*EXERCISE REQUIREMENTS*
Exactly reproduce the entries, dropping any pictures from your copy.

RECORD EXCERPTS START

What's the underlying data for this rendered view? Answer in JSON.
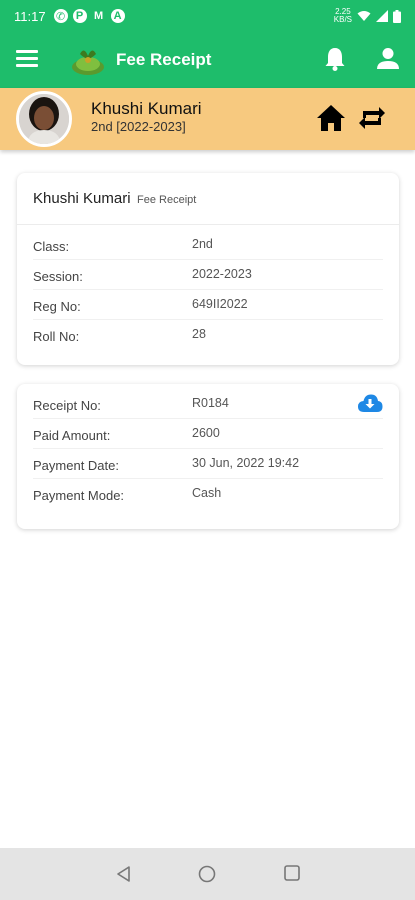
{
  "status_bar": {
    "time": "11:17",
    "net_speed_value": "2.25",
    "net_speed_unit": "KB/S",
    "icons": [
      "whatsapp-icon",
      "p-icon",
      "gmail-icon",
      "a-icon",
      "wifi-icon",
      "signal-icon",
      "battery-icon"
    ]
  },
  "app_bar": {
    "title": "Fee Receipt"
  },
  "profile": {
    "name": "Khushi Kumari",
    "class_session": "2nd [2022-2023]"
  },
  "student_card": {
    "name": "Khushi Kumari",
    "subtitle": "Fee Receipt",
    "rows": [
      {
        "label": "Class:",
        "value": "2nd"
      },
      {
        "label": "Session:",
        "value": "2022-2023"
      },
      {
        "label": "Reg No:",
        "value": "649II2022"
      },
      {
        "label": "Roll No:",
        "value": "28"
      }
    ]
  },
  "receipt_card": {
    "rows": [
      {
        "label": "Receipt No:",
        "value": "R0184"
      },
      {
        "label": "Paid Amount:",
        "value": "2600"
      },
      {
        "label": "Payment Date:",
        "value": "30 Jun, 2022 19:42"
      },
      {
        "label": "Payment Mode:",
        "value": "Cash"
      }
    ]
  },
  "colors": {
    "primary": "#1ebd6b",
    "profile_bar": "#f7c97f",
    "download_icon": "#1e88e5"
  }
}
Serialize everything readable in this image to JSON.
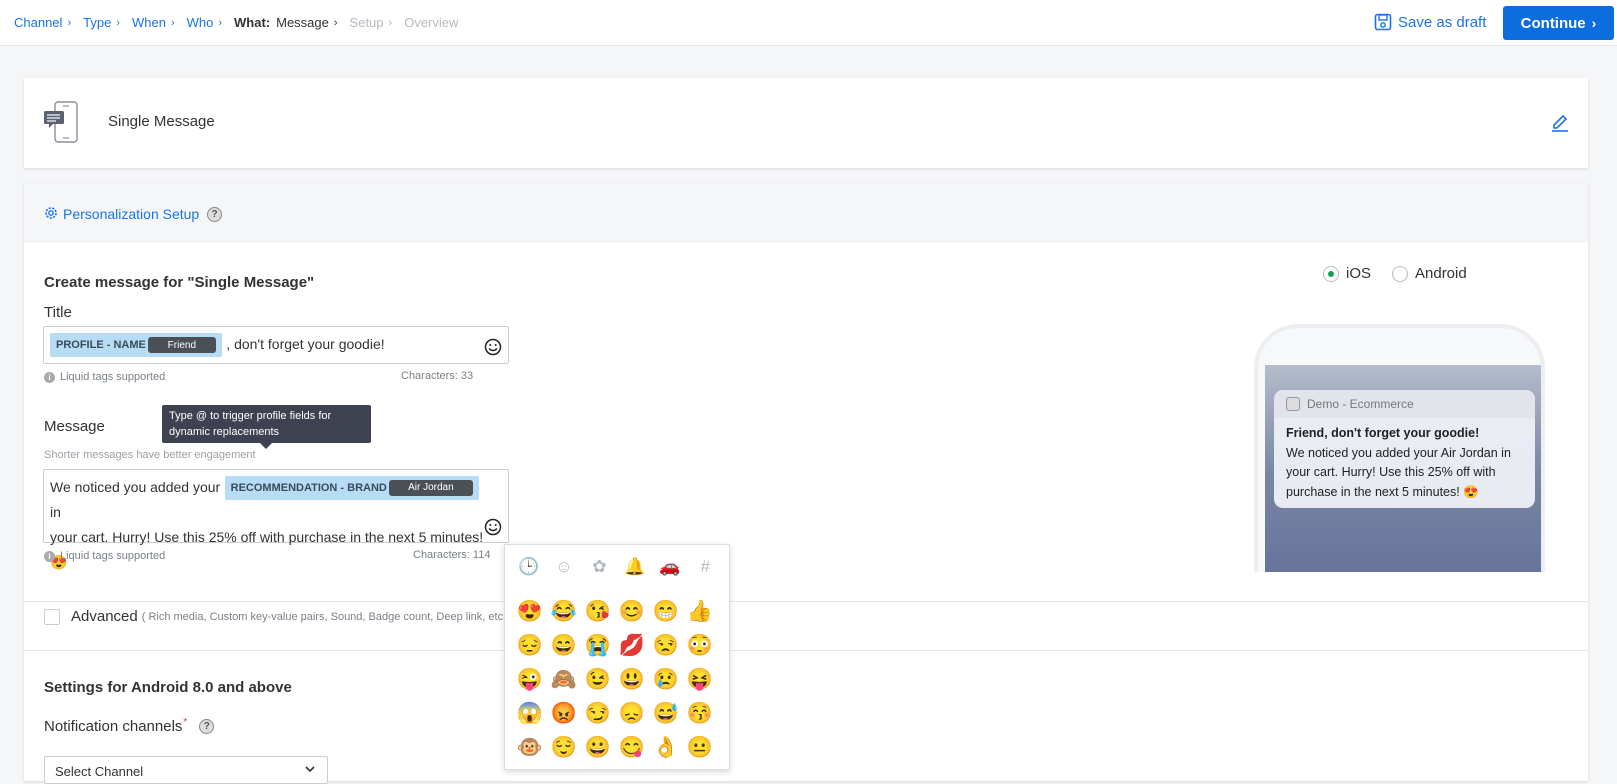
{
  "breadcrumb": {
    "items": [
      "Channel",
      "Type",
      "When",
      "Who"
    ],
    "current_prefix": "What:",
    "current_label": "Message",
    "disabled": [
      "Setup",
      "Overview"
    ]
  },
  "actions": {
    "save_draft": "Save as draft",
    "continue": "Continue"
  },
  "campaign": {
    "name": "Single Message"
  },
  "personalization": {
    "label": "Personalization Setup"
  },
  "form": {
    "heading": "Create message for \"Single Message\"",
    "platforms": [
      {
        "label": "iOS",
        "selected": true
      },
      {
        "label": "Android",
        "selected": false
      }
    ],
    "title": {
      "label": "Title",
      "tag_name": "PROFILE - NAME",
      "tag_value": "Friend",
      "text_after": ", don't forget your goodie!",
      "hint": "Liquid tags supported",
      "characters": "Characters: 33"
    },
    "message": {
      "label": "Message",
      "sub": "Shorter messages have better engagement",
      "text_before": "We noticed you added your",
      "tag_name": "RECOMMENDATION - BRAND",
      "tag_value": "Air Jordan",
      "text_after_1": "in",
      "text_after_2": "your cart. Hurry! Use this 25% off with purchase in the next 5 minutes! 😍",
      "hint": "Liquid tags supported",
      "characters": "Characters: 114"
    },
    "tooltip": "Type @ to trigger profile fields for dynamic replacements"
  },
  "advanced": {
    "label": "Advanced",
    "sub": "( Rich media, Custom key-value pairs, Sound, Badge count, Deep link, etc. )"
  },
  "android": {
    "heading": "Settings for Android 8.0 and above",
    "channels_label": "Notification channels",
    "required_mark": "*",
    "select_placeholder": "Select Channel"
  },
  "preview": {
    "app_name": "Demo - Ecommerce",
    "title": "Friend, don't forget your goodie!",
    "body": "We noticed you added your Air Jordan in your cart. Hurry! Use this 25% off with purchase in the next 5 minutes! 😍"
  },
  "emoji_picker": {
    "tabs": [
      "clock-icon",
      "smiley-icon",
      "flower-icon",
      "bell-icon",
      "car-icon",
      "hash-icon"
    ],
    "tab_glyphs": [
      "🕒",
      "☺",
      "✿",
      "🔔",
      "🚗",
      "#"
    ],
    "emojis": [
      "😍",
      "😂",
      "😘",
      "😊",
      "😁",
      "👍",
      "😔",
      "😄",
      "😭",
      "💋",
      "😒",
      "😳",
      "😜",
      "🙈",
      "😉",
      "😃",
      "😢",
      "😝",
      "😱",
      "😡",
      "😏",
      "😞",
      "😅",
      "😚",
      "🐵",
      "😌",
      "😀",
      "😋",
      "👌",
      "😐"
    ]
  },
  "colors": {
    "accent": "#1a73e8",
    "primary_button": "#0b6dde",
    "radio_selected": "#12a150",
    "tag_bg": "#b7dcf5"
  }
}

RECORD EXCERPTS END

*THE ANSWER*
What's the underlying data for this rendered view? Answer in JSON.
{
  "status_bar": {
    "time": "11:17",
    "net_speed_value": "2.25",
    "net_speed_unit": "KB/S",
    "icons": [
      "whatsapp-icon",
      "p-icon",
      "gmail-icon",
      "a-icon",
      "wifi-icon",
      "signal-icon",
      "battery-icon"
    ]
  },
  "app_bar": {
    "title": "Fee Receipt"
  },
  "profile": {
    "name": "Khushi Kumari",
    "class_session": "2nd [2022-2023]"
  },
  "student_card": {
    "name": "Khushi Kumari",
    "subtitle": "Fee Receipt",
    "rows": [
      {
        "label": "Class:",
        "value": "2nd"
      },
      {
        "label": "Session:",
        "value": "2022-2023"
      },
      {
        "label": "Reg No:",
        "value": "649II2022"
      },
      {
        "label": "Roll No:",
        "value": "28"
      }
    ]
  },
  "receipt_card": {
    "rows": [
      {
        "label": "Receipt No:",
        "value": "R0184"
      },
      {
        "label": "Paid Amount:",
        "value": "2600"
      },
      {
        "label": "Payment Date:",
        "value": "30 Jun, 2022 19:42"
      },
      {
        "label": "Payment Mode:",
        "value": "Cash"
      }
    ]
  },
  "colors": {
    "primary": "#1ebd6b",
    "profile_bar": "#f7c97f",
    "download_icon": "#1e88e5"
  }
}
Serialize everything readable in this image to JSON.
{
  "breadcrumb": {
    "items": [
      "Channel",
      "Type",
      "When",
      "Who"
    ],
    "current_prefix": "What:",
    "current_label": "Message",
    "disabled": [
      "Setup",
      "Overview"
    ]
  },
  "actions": {
    "save_draft": "Save as draft",
    "continue": "Continue"
  },
  "campaign": {
    "name": "Single Message"
  },
  "personalization": {
    "label": "Personalization Setup"
  },
  "form": {
    "heading": "Create message for \"Single Message\"",
    "platforms": [
      {
        "label": "iOS",
        "selected": true
      },
      {
        "label": "Android",
        "selected": false
      }
    ],
    "title": {
      "label": "Title",
      "tag_name": "PROFILE - NAME",
      "tag_value": "Friend",
      "text_after": ", don't forget your goodie!",
      "hint": "Liquid tags supported",
      "characters": "Characters: 33"
    },
    "message": {
      "label": "Message",
      "sub": "Shorter messages have better engagement",
      "text_before": "We noticed you added your",
      "tag_name": "RECOMMENDATION - BRAND",
      "tag_value": "Air Jordan",
      "text_after_1": "in",
      "text_after_2": "your cart. Hurry! Use this 25% off with purchase in the next 5 minutes! 😍",
      "hint": "Liquid tags supported",
      "characters": "Characters: 114"
    },
    "tooltip": "Type @ to trigger profile fields for dynamic replacements"
  },
  "advanced": {
    "label": "Advanced",
    "sub": "( Rich media, Custom key-value pairs, Sound, Badge count, Deep link, etc. )"
  },
  "android": {
    "heading": "Settings for Android 8.0 and above",
    "channels_label": "Notification channels",
    "required_mark": "*",
    "select_placeholder": "Select Channel"
  },
  "preview": {
    "app_name": "Demo - Ecommerce",
    "title": "Friend, don't forget your goodie!",
    "body": "We noticed you added your Air Jordan in your cart. Hurry! Use this 25% off with purchase in the next 5 minutes! 😍"
  },
  "emoji_picker": {
    "tabs": [
      "clock-icon",
      "smiley-icon",
      "flower-icon",
      "bell-icon",
      "car-icon",
      "hash-icon"
    ],
    "tab_glyphs": [
      "🕒",
      "☺",
      "✿",
      "🔔",
      "🚗",
      "#"
    ],
    "emojis": [
      "😍",
      "😂",
      "😘",
      "😊",
      "😁",
      "👍",
      "😔",
      "😄",
      "😭",
      "💋",
      "😒",
      "😳",
      "😜",
      "🙈",
      "😉",
      "😃",
      "😢",
      "😝",
      "😱",
      "😡",
      "😏",
      "😞",
      "😅",
      "😚",
      "🐵",
      "😌",
      "😀",
      "😋",
      "👌",
      "😐"
    ]
  },
  "colors": {
    "accent": "#1a73e8",
    "primary_button": "#0b6dde",
    "radio_selected": "#12a150",
    "tag_bg": "#b7dcf5"
  }
}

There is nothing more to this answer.